▶ Provided data:
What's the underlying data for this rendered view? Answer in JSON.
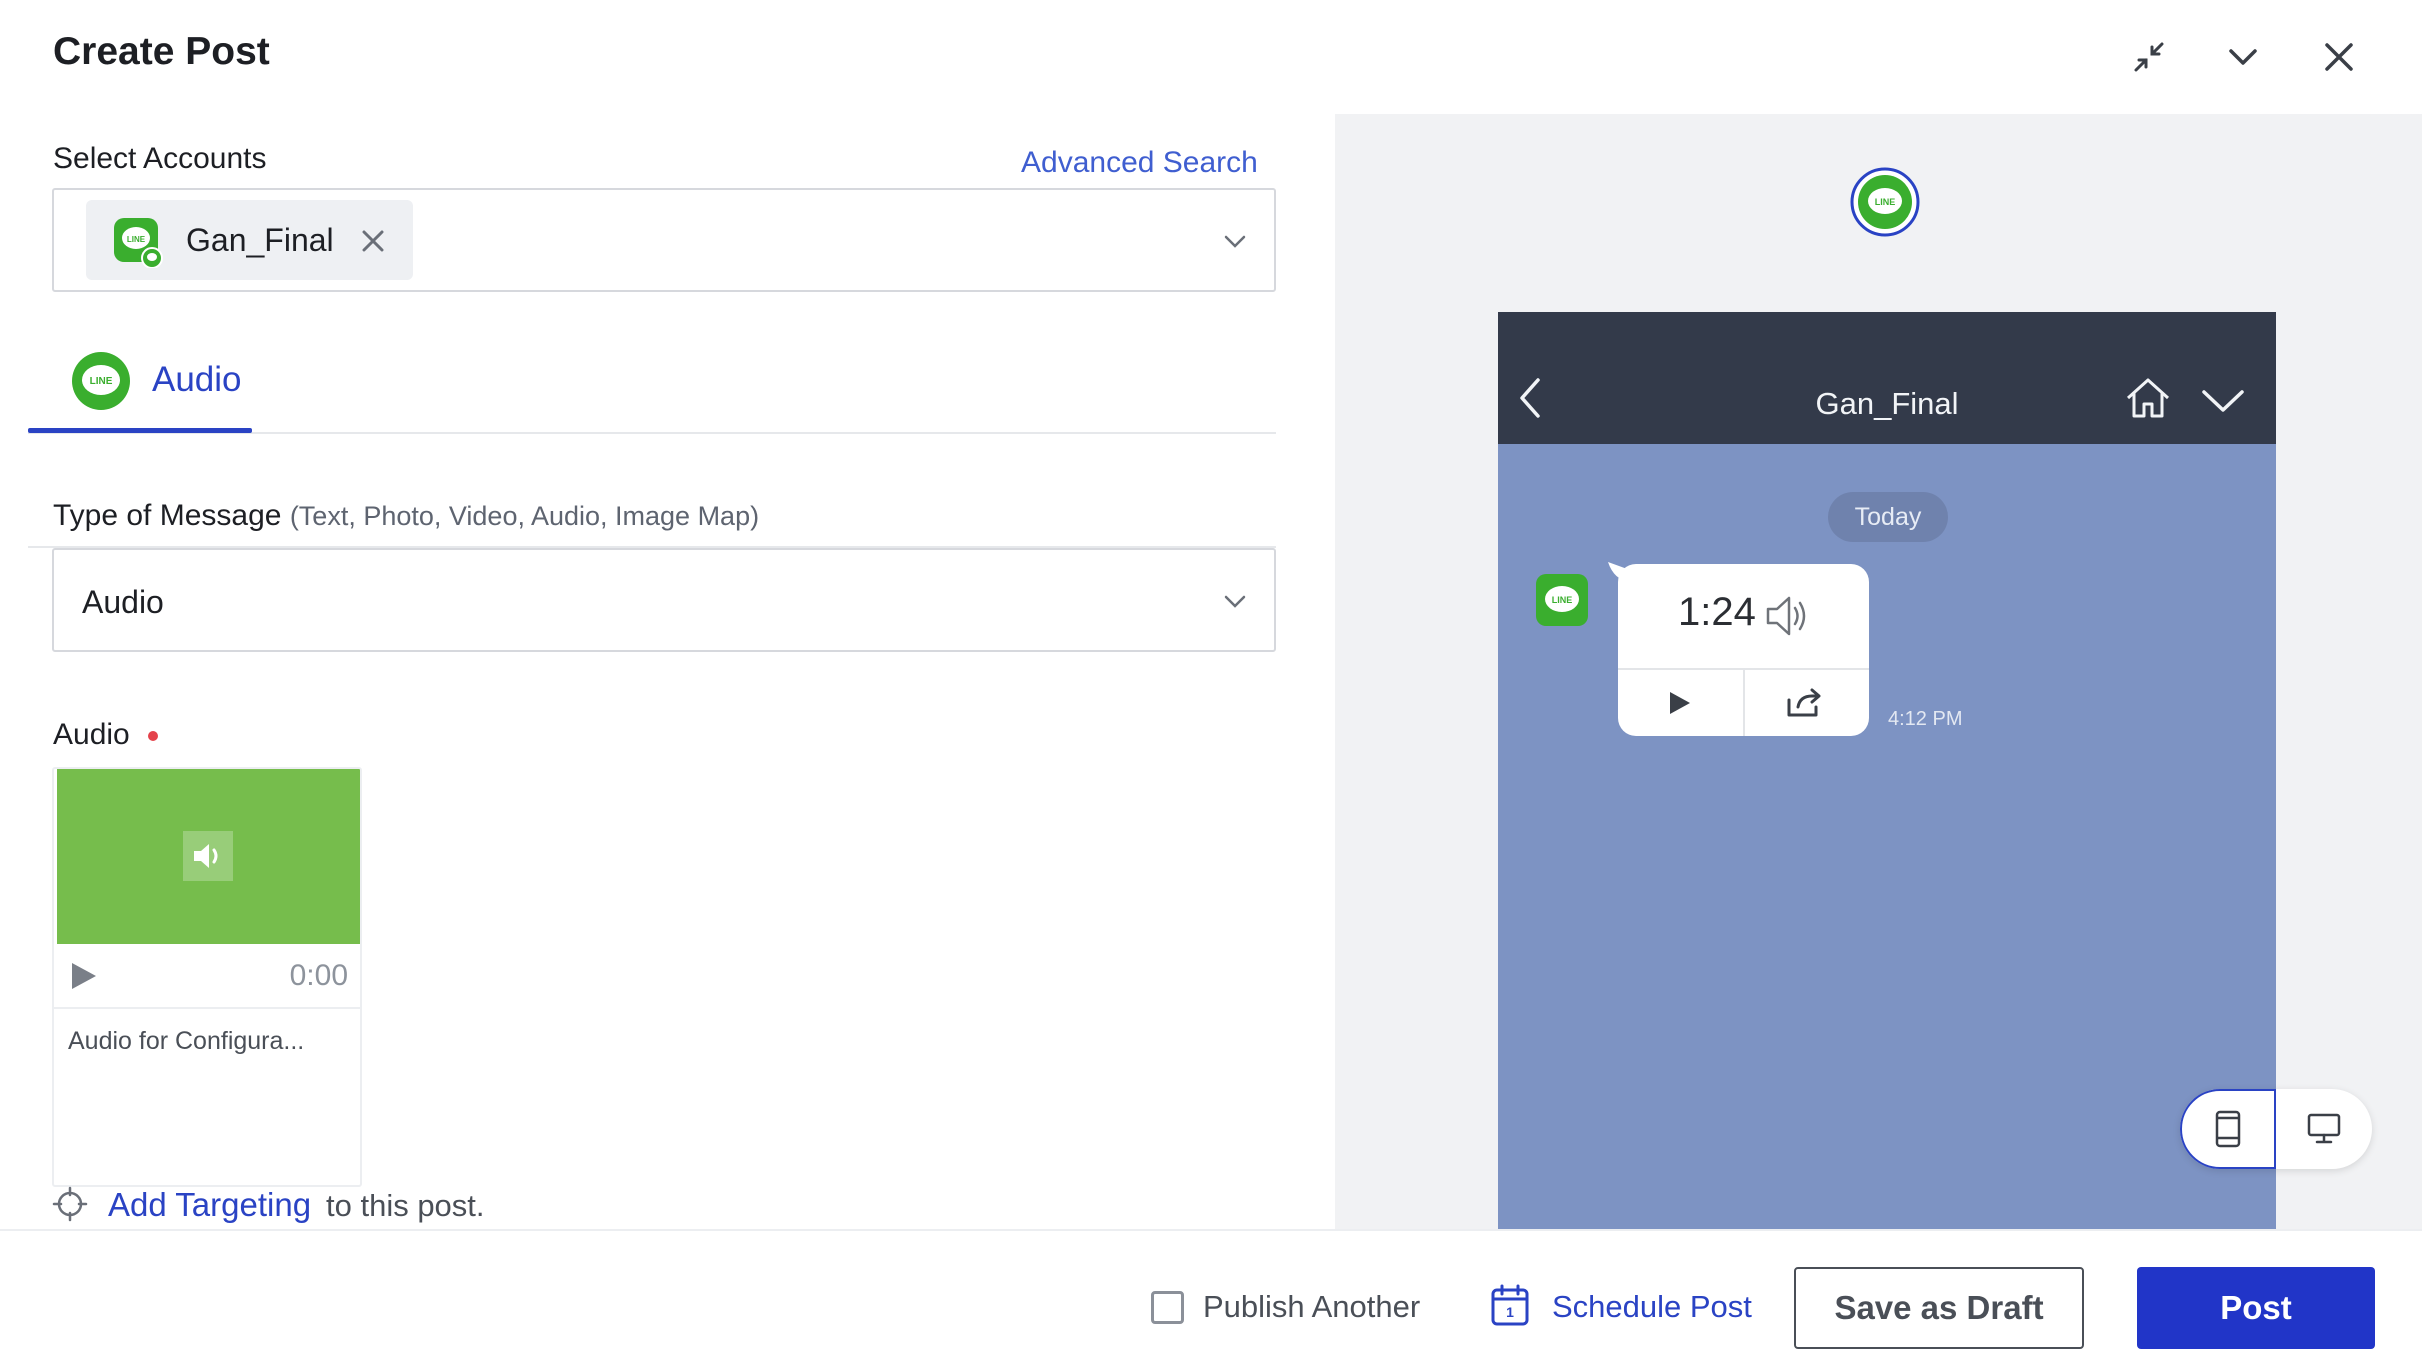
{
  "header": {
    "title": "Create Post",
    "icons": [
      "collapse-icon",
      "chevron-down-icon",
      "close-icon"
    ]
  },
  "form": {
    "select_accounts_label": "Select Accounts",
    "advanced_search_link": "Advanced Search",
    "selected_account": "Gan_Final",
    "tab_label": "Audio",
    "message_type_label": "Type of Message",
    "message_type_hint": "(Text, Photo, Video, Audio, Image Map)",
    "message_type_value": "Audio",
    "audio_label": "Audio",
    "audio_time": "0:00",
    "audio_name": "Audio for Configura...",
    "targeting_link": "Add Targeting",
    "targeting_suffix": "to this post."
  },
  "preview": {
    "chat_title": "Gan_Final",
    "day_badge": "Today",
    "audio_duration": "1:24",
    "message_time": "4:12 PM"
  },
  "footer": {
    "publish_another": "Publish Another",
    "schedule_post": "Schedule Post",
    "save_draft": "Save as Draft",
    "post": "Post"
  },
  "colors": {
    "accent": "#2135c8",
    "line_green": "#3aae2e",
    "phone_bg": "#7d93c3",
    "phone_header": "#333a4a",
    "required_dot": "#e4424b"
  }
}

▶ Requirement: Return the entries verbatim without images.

▶ Task output:
What's the underlying data for this rendered view? Answer in JSON.
{
  "header": {
    "title": "Create Post",
    "icons": [
      "collapse-icon",
      "chevron-down-icon",
      "close-icon"
    ]
  },
  "form": {
    "select_accounts_label": "Select Accounts",
    "advanced_search_link": "Advanced Search",
    "selected_account": "Gan_Final",
    "tab_label": "Audio",
    "message_type_label": "Type of Message",
    "message_type_hint": "(Text, Photo, Video, Audio, Image Map)",
    "message_type_value": "Audio",
    "audio_label": "Audio",
    "audio_time": "0:00",
    "audio_name": "Audio for Configura...",
    "targeting_link": "Add Targeting",
    "targeting_suffix": "to this post."
  },
  "preview": {
    "chat_title": "Gan_Final",
    "day_badge": "Today",
    "audio_duration": "1:24",
    "message_time": "4:12 PM"
  },
  "footer": {
    "publish_another": "Publish Another",
    "schedule_post": "Schedule Post",
    "save_draft": "Save as Draft",
    "post": "Post"
  },
  "colors": {
    "accent": "#2135c8",
    "line_green": "#3aae2e",
    "phone_bg": "#7d93c3",
    "phone_header": "#333a4a",
    "required_dot": "#e4424b"
  }
}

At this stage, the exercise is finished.